Work item ▸ Your task is to return the data below, word for word.

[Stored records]
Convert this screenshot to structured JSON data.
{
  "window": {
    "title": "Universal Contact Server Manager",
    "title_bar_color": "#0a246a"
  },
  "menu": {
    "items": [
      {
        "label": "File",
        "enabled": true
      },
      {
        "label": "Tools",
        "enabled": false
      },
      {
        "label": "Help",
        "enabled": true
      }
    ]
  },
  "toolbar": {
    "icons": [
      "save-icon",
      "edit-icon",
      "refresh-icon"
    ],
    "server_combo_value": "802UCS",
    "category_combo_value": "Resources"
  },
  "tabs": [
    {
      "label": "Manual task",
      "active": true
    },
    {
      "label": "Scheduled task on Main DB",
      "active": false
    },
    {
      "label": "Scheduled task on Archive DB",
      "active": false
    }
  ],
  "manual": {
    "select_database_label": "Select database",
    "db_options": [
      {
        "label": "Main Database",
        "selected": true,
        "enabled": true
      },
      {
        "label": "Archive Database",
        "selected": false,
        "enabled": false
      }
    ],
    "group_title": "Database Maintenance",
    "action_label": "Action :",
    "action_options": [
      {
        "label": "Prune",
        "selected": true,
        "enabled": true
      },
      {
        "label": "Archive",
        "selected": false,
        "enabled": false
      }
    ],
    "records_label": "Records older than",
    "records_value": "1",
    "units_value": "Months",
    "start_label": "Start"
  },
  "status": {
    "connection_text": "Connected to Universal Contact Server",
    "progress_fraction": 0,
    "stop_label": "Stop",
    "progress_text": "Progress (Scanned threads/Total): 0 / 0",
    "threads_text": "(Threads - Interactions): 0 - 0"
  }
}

Solution for this problem ▸
Convert this screenshot to structured JSON data.
{
  "window": {
    "title": "Universal Contact Server Manager",
    "title_bar_color": "#0a246a"
  },
  "menu": {
    "items": [
      {
        "label": "File",
        "enabled": true
      },
      {
        "label": "Tools",
        "enabled": false
      },
      {
        "label": "Help",
        "enabled": true
      }
    ]
  },
  "toolbar": {
    "icons": [
      "save-icon",
      "edit-icon",
      "refresh-icon"
    ],
    "server_combo_value": "802UCS",
    "category_combo_value": "Resources"
  },
  "tabs": [
    {
      "label": "Manual task",
      "active": true
    },
    {
      "label": "Scheduled task on Main DB",
      "active": false
    },
    {
      "label": "Scheduled task on Archive DB",
      "active": false
    }
  ],
  "manual": {
    "select_database_label": "Select database",
    "db_options": [
      {
        "label": "Main Database",
        "selected": true,
        "enabled": true
      },
      {
        "label": "Archive Database",
        "selected": false,
        "enabled": false
      }
    ],
    "group_title": "Database Maintenance",
    "action_label": "Action :",
    "action_options": [
      {
        "label": "Prune",
        "selected": true,
        "enabled": true
      },
      {
        "label": "Archive",
        "selected": false,
        "enabled": false
      }
    ],
    "records_label": "Records older than",
    "records_value": "1",
    "units_value": "Months",
    "start_label": "Start"
  },
  "status": {
    "connection_text": "Connected to Universal Contact Server",
    "progress_fraction": 0,
    "stop_label": "Stop",
    "progress_text": "Progress (Scanned threads/Total): 0 / 0",
    "threads_text": "(Threads - Interactions): 0 - 0"
  }
}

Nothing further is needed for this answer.